The bird populations in California and Nevada’s Mojave Desert are decreasing, and scientists believe that climate change is to blame. A team of researchers from UC Berkeley conducted a survey in 61 locations across the desert region, including areas in Joshua Tree National Park and Death Valley.
Over the course of three years, the team scrutinized various locations and their findings were published in the Proceedings of the National Academy of Sciences. The scientists kept an eye on the same areas that were previously examined by Berkeley biologists between the early 1900s and 1947. This aided them in observing significant alterations in the assortment of bird species in that region.
In the last hundred years, experts have observed significant declines in the variety of bird species. This is because the number of different species has decreased by 43%.

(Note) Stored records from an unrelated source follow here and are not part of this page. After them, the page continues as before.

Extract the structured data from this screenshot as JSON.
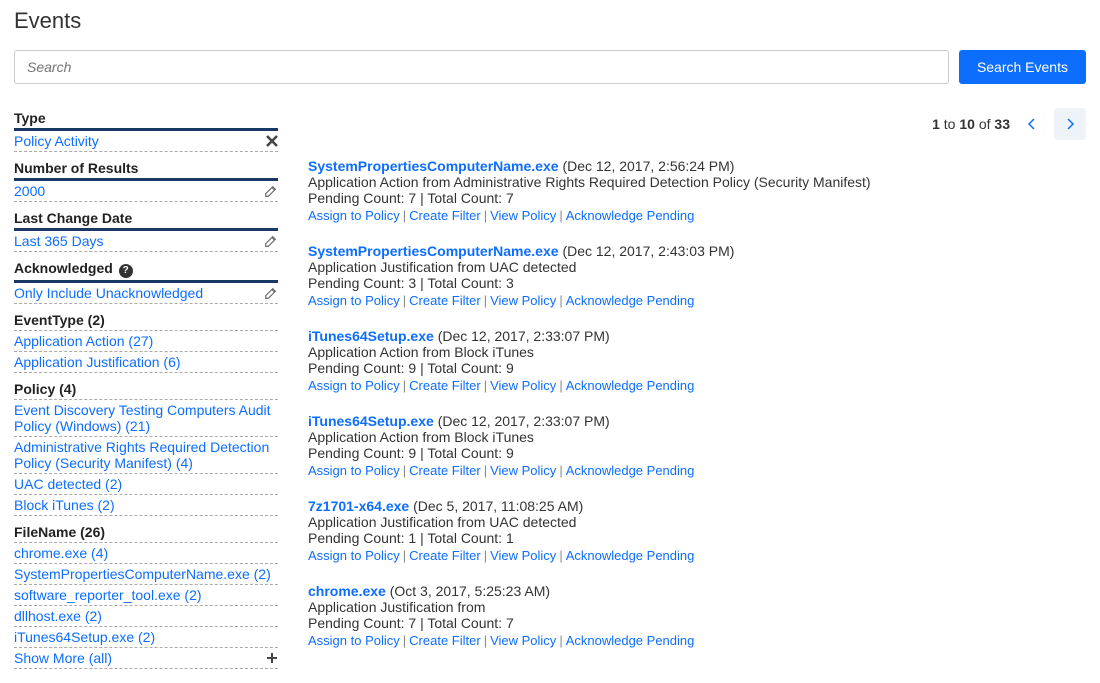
{
  "page": {
    "title": "Events"
  },
  "search": {
    "placeholder": "Search",
    "button": "Search Events"
  },
  "pagination": {
    "text_prefix": "1",
    "text_mid": " to ",
    "text_to": "10",
    "text_of": " of ",
    "text_total": "33"
  },
  "sidebar": {
    "filters": [
      {
        "label": "Type",
        "value": "Policy Activity",
        "action": "close"
      },
      {
        "label": "Number of Results",
        "value": "2000",
        "action": "edit"
      },
      {
        "label": "Last Change Date",
        "value": "Last 365 Days",
        "action": "edit"
      },
      {
        "label": "Acknowledged",
        "help": true,
        "value": "Only Include Unacknowledged",
        "action": "edit"
      }
    ],
    "facets": [
      {
        "label": "EventType (2)",
        "items": [
          "Application Action (27)",
          "Application Justification (6)"
        ]
      },
      {
        "label": "Policy (4)",
        "items": [
          "Event Discovery Testing Computers Audit Policy (Windows) (21)",
          "Administrative Rights Required Detection Policy (Security Manifest) (4)",
          "UAC detected (2)",
          "Block iTunes (2)"
        ]
      },
      {
        "label": "FileName (26)",
        "items": [
          "chrome.exe (4)",
          "SystemPropertiesComputerName.exe (2)",
          "software_reporter_tool.exe (2)",
          "dllhost.exe (2)",
          "iTunes64Setup.exe (2)"
        ],
        "showmore": "Show More (all)"
      }
    ]
  },
  "actions": {
    "assign": "Assign to Policy",
    "filter": "Create Filter",
    "view": "View Policy",
    "ack": "Acknowledge Pending"
  },
  "events": [
    {
      "filename": "SystemPropertiesComputerName.exe",
      "timestamp": "(Dec 12, 2017, 2:56:24 PM)",
      "description": "Application Action from Administrative Rights Required Detection Policy (Security Manifest)",
      "counts": "Pending Count: 7 | Total Count: 7"
    },
    {
      "filename": "SystemPropertiesComputerName.exe",
      "timestamp": "(Dec 12, 2017, 2:43:03 PM)",
      "description": "Application Justification from UAC detected",
      "counts": "Pending Count: 3 | Total Count: 3"
    },
    {
      "filename": "iTunes64Setup.exe",
      "timestamp": "(Dec 12, 2017, 2:33:07 PM)",
      "description": "Application Action from Block iTunes",
      "counts": "Pending Count: 9 | Total Count: 9"
    },
    {
      "filename": "iTunes64Setup.exe",
      "timestamp": "(Dec 12, 2017, 2:33:07 PM)",
      "description": "Application Action from Block iTunes",
      "counts": "Pending Count: 9 | Total Count: 9"
    },
    {
      "filename": "7z1701-x64.exe",
      "timestamp": "(Dec 5, 2017, 11:08:25 AM)",
      "description": "Application Justification from UAC detected",
      "counts": "Pending Count: 1 | Total Count: 1"
    },
    {
      "filename": "chrome.exe",
      "timestamp": "(Oct 3, 2017, 5:25:23 AM)",
      "description": "Application Justification from",
      "counts": "Pending Count: 7 | Total Count: 7"
    }
  ]
}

New studies indicate that certain ecosystems undergo a trend of winners and losers when species decrease, resulting in an increase in the population of other species.

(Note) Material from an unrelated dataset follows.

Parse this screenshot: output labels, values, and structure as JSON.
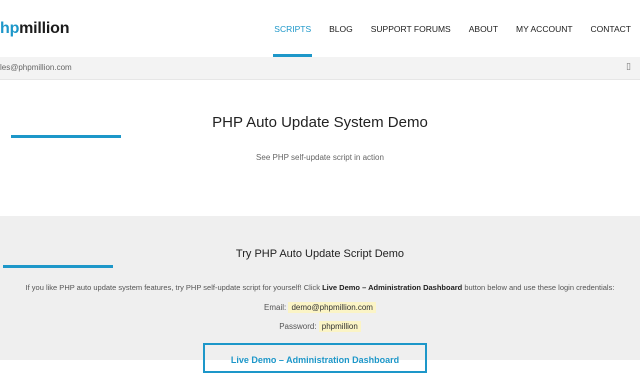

The research conducted by Berkeley scientists discovered that while the Carrizo Plain National Monument in California is flourishing with various species, the Mojave Desert has much fewer winners in terms of bird populations. Steven Beissinger, one of the study’s authors, stated that almost half of the bird population has disappeared from the Mojave Desert.

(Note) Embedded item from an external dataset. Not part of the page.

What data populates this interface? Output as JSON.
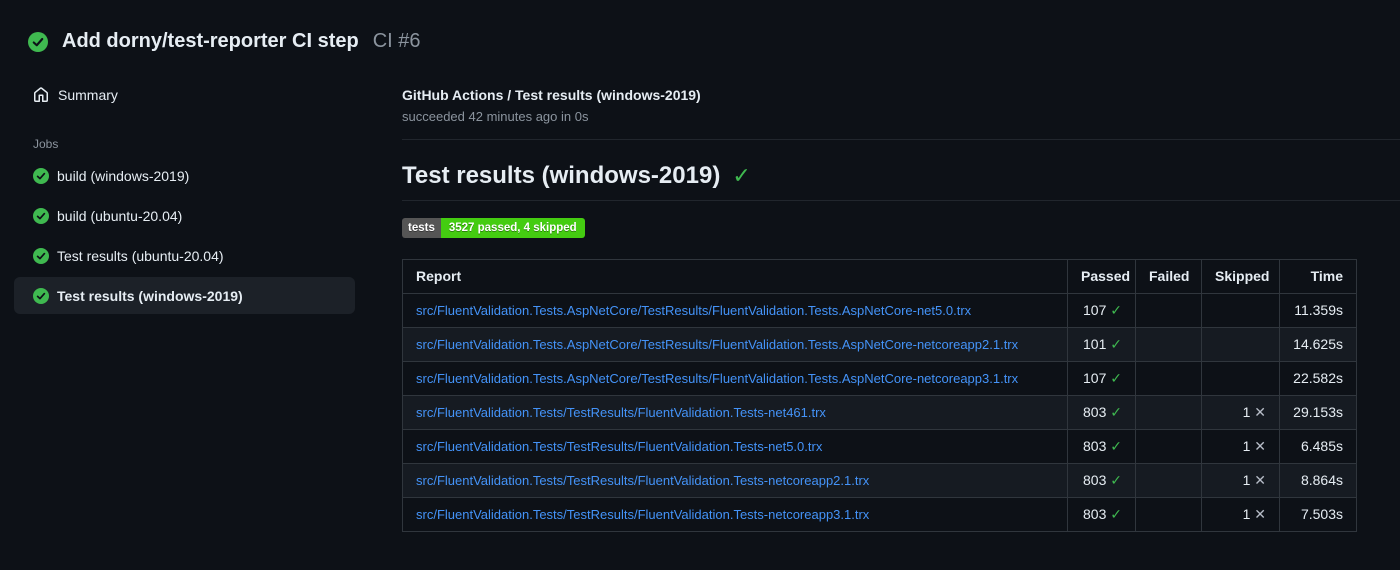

The main reason for the decline in populations and biodiversity in the Mojave Desert is due to changes in climate. According to researchers, the reduction of rainfall, increase in aridity, and rise in temperature are the major factors contributing to this. Due to the effects of climate change, the region has become unsuitable for many bird species, leading to a significant decline in their population.
According to Kelly Iknayan, a co-author of the study, the California deserts have already undergone significant drying and warming due to climate change, which could be enough to push birds to extinction. This suggests that we are losing a crucial part of the desert ecosystem.